by Scott Leysath - Monday, December 12, 2016
Growing up just inside the Beltway in Northern Virginia, I only had a handful of friends who hunted. Many of my neighbors came and went whenever there was an administration change in Washington. In high school, most of the people my age went into town on weekends. I headed somewhere less crowded to hunt and fish. I still remember my first game bird, a jacksnipe, which I shot in a swampy area of the George Washington National Forest. Actually, it took three shots, which is not so easy with a single-shot H&R Topper shotgun. Fortunately, the snipe kept circling back.
Today, I live in Northern California which is loaded with waterfowl, turkey, quail and huntable populations of wild pheasants. What? California? Yep. It comes as a surprise to many folks I meet around the country that we have anything besides liberal-minded people and movie stars, which is perhaps a bit redundant. Once you get out of the city, it’s like any other rural area. Farmers, ranchers and folks who appreciate not having to fight rush hour traffic or worry as much about their children’s safety.

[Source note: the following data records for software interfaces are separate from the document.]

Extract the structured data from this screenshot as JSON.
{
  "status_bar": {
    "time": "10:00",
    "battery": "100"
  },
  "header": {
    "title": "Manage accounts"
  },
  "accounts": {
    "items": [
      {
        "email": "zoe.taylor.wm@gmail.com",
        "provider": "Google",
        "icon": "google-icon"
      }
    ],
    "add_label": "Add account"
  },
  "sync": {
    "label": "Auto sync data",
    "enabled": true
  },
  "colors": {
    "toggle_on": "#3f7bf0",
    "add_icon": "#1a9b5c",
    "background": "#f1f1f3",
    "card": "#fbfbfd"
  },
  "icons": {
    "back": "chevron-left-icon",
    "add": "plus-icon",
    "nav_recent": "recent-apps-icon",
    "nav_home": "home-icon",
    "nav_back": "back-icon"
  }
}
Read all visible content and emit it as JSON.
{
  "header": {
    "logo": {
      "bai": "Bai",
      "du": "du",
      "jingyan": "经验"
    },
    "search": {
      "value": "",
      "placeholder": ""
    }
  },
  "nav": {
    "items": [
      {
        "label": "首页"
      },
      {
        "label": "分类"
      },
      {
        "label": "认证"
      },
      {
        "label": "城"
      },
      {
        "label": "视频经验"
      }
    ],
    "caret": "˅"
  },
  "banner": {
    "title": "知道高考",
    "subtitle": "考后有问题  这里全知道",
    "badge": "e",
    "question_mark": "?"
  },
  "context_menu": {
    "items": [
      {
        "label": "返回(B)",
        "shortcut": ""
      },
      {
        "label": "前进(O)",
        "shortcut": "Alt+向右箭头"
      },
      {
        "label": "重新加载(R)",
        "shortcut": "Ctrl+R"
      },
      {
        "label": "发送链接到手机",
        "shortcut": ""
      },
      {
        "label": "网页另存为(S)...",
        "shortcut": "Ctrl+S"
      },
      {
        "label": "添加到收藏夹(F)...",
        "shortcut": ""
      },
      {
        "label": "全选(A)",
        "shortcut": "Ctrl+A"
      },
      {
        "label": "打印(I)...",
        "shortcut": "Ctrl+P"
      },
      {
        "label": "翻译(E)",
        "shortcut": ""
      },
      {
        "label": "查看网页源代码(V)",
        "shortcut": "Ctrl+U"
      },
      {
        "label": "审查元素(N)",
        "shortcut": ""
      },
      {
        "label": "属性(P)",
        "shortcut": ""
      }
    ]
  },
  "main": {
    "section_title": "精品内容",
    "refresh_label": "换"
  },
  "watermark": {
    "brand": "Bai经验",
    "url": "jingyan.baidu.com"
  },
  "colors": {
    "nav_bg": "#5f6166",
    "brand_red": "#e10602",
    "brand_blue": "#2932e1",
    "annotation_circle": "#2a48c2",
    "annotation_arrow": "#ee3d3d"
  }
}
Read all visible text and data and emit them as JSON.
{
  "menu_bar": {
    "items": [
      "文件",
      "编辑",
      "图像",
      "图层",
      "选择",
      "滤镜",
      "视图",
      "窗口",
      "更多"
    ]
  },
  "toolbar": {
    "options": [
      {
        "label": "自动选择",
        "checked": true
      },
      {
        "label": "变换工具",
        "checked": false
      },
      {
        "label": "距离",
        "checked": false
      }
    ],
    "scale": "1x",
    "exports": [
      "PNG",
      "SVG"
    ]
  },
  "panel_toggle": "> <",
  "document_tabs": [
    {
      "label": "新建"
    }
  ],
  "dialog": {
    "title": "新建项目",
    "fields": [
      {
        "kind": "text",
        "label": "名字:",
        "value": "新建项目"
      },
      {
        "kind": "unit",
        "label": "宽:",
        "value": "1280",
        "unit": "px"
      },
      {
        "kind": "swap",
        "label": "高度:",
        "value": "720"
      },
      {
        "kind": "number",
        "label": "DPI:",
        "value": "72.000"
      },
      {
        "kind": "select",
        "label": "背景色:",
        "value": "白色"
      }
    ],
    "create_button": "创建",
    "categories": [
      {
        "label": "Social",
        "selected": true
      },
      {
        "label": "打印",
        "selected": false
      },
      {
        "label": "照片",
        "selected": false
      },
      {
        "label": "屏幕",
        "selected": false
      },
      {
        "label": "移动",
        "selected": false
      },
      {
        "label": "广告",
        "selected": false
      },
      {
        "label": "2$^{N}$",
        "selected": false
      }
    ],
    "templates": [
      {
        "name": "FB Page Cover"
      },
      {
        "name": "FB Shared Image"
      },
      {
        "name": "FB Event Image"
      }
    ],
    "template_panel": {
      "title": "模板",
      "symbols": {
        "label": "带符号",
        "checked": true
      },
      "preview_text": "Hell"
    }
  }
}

I’ve been a hunter since my early teens, but there was a time when I wasn’t sure I wanted to keep harvesting game. It wasn’t the hunt that bothered me. I really didn’t like the taste of wild game, at least not the way it was prepared for me at the time. Whether it was duck, deer or dove, they all tasted tough, livery and, well, gamey. I was determined to figure out how to make my game at least edible. As it turns out, it wasn’t the game, but the people who cooked it.
When I was growing up, the way most people cooked ducks around my neck of the woods was to cram them full of fruits, vegetables and rice with the mistaken belief that it would draw out any gamey flavors. That’s just not the case. And they would cook the snot out of them until there wasn’t a hint of color other than grey. I learned that most critters are best cooked in parts, not as a whole animal. Tough parts should be cooked at low temperature for a long time and the good parts are best cooked hot, fast and not past medium-rare.
My passion for hunting and cooking eventually led me to open a restaurant where we not only served wild game, but invited our customers to bring their harvested game in and we would prepare it for them. Of course, we would want it a day or two ahead and it had to be processed properly. I want to clean your ducks less than you do. People were surprised at just how good their game tasted and we did it without covering up their natural flavor. Our cooking methods were uncomplicated, but appropriate for whatever it is we were cooking.
For all the years that I’ve been cooking wild game for large groups and on TV, I’ve never been pestered by the anti-hunter types that harass some of my colleagues who are better known for their skills in the field than in the kitchen. Perhaps cooking wild game has allowed me to stay under their radar. Now people are coming out of the city to shoot their first deer, finding the roots of where their food comes from. I suppose that’s a good thing, but there are those of us whose families have been doing that for generations and never considered it a quest, just a way of life.